The visa allows you unlimited travel in and out of the US, and in many circumstances will allow you to be employed in the country.
The J1 covers several areas of interest, including the following:
The list provides plenty of scope for flexibility. J1 visas are also quite easy to get approved.
The length of stay depends on the type of activity. Those pursuing academic study may get a visa for up to three years, while camp counselors will typically only get a 3-month stay.
Extensions are also variable, depending on the category of visa. We will be happy to advise on any of these questions.
Unlike some other visas, the J1 can allow change of status, meaning that you may apply for a different visa type from within the United States, without having to return to your home country first.
Spouses and unmarried children under 21 may accompany a J1 visa holder to the US under a J2 (dependents’) visa. They are permitted to study, to travel in and out of the country, and they may work after securing a relevant work permit.
First you will need a sponsoring company to apply to. The US State Department provides an online tool to help you find the right sponsor for you.
The sponsoring organization will take you through the steps you need to see if you qualify. If they are willing to sponsor you for the visa, you will then need to complete form DS-2019 (“Certificate of Eligibility for Exchanger Visitor [J-1] Status”). After completing the two-page form and submitting it along with the relevant fees (if required), the next step is to attend an interview with your local U.S. Embassy or Consulate.
It is worth noting that some J1 visas are subject to a two-year residency requirement (212[g]) which mandates that you must return to your home country for a minimum of two years after your J1 visa expires before you may return to the US on any other visa.

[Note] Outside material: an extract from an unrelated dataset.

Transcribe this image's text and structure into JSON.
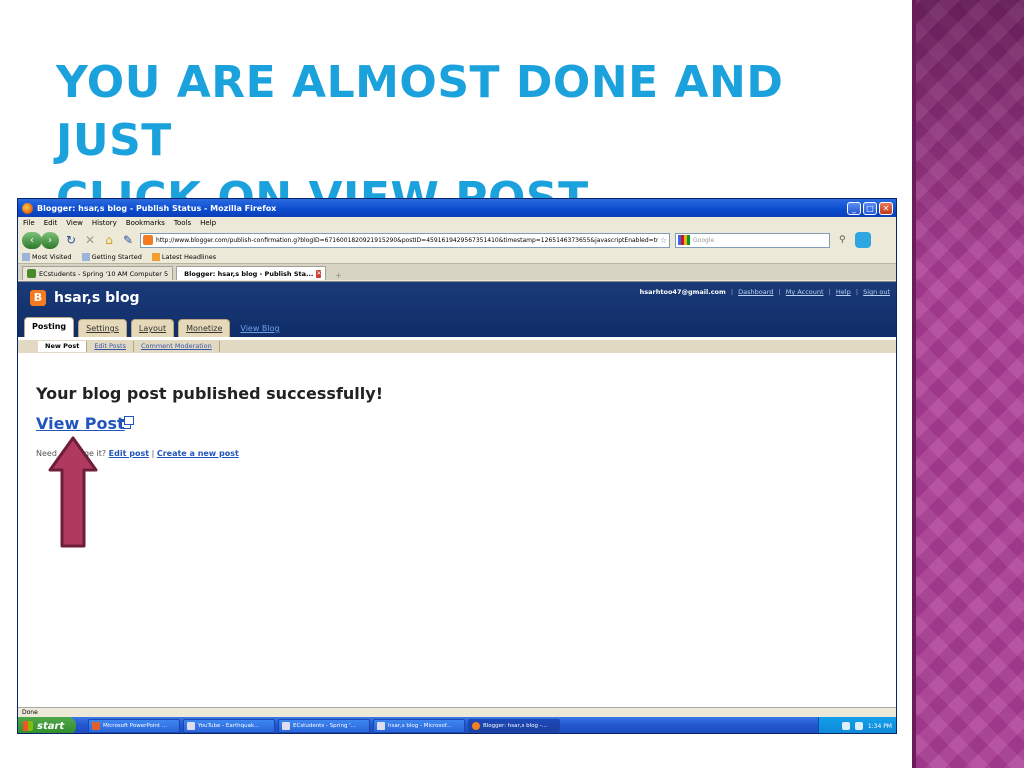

There are some exceptions to this.
If it is your intention — or you think you may be likely — to wish to stay on in the United States after the end of your visit, you may be advised to consider other options. In some situations it may be possible to get a waiver to the two-year foreign residency requirement. Speak to one of our immigration attorneys to understand your options.